Give the count of lines in the records below that contain "López", and say nothing more.

:::::

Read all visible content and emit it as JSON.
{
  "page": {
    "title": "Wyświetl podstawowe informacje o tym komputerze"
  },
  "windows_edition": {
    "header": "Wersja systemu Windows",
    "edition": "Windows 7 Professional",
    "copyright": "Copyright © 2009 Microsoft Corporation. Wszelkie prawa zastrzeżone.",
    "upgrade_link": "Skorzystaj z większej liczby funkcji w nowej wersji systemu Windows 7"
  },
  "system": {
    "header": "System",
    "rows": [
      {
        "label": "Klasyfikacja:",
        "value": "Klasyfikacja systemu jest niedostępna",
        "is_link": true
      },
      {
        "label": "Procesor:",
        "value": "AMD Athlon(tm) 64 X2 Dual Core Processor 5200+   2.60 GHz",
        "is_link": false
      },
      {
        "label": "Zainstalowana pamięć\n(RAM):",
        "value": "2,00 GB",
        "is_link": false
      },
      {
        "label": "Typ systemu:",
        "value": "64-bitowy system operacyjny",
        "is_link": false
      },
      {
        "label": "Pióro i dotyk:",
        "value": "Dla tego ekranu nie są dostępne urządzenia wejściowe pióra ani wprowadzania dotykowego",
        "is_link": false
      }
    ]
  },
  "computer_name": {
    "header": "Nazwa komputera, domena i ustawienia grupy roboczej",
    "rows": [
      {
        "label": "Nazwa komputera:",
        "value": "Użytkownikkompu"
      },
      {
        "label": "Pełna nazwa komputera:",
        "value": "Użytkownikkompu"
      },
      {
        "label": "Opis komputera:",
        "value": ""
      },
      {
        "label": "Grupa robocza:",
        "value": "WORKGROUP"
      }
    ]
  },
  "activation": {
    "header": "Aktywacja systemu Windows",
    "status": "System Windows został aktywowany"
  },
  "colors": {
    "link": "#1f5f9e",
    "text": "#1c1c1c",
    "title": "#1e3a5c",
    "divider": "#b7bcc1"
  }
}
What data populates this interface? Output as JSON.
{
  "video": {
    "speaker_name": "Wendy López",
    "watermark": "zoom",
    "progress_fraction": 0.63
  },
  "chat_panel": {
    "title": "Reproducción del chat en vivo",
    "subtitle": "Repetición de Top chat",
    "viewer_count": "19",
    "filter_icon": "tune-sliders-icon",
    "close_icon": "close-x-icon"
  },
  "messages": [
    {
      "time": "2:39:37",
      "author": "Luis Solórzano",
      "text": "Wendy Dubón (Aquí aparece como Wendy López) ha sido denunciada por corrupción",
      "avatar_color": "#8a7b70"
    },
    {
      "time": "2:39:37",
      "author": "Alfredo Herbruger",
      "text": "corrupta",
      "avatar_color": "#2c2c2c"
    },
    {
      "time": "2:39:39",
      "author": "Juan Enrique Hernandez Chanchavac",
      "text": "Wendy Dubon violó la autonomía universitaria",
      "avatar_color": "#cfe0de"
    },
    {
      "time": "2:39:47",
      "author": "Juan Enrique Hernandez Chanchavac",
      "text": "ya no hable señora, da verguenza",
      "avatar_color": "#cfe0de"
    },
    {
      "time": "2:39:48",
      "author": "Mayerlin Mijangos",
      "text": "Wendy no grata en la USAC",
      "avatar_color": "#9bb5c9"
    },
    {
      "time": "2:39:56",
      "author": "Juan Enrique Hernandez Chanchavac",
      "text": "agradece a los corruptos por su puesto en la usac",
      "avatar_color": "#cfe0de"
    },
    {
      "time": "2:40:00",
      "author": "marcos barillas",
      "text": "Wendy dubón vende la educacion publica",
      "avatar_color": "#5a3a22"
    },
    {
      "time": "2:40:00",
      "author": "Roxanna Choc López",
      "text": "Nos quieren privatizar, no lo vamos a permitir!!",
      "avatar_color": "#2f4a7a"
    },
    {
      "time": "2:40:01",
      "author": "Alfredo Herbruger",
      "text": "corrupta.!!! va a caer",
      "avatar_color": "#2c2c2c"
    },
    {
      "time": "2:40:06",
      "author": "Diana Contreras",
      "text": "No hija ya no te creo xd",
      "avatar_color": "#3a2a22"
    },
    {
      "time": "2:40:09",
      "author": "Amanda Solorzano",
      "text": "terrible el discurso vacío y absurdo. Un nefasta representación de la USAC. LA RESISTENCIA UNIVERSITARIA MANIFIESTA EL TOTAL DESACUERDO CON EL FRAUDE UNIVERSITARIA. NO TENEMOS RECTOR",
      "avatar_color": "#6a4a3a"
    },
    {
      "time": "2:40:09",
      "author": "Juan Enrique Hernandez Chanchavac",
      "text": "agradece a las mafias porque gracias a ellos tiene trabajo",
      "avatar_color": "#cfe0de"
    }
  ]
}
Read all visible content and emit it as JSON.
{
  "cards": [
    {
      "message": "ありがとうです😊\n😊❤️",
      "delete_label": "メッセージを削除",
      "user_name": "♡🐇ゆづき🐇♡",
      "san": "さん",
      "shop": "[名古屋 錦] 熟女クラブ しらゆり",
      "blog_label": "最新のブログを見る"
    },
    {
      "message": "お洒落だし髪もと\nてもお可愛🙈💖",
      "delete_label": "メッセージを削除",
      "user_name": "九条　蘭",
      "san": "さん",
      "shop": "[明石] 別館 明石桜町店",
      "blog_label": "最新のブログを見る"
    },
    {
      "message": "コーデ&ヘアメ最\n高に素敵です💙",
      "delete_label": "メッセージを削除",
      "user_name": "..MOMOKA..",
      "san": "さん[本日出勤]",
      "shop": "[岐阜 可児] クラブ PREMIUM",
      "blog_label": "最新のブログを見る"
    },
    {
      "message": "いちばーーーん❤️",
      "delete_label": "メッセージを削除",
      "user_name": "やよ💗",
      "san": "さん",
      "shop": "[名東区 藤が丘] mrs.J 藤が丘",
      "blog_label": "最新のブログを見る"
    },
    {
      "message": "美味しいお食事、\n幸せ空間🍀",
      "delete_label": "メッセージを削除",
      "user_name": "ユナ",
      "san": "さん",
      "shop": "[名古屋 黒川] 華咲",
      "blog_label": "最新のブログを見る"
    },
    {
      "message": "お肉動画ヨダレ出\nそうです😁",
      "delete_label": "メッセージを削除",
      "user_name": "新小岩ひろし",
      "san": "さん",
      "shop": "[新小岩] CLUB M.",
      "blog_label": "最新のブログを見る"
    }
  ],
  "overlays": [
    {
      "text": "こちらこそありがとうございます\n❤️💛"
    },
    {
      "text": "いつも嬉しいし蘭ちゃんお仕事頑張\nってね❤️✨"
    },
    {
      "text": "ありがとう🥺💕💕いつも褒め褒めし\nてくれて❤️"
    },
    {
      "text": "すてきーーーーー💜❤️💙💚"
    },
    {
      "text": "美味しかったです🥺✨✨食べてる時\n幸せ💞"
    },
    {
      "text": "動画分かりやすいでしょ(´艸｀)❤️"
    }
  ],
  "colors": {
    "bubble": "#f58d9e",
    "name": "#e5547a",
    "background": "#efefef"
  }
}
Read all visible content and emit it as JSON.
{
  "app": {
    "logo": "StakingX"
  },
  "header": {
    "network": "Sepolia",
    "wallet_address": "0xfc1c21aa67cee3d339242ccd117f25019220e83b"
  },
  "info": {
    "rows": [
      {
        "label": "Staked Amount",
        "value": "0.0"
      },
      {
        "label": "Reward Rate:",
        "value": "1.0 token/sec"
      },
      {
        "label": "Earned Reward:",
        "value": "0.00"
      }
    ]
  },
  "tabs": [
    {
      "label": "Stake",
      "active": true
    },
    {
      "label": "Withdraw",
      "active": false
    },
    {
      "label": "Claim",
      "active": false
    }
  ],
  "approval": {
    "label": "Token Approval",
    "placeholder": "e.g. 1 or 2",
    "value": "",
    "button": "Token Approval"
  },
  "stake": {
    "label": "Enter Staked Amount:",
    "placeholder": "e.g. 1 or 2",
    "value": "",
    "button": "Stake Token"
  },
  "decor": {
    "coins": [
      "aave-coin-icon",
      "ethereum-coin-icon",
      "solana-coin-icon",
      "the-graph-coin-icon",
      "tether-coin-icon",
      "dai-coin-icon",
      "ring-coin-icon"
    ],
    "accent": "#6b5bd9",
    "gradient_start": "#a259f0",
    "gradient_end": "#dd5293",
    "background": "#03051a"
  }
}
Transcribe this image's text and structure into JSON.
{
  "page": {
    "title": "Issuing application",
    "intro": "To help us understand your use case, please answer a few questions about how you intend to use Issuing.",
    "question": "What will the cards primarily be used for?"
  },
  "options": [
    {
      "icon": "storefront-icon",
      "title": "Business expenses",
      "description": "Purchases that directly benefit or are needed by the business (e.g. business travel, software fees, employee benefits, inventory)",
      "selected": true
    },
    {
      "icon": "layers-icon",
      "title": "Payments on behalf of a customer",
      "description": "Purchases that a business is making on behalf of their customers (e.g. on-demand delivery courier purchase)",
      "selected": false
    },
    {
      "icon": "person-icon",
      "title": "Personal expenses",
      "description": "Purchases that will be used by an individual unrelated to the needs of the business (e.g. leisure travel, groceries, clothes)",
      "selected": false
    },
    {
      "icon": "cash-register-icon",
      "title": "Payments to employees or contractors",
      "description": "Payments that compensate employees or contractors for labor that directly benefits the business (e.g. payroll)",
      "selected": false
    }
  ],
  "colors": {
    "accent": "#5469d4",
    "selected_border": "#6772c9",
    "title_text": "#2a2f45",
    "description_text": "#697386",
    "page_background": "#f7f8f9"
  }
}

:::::

▸ Solution for this exercise: 3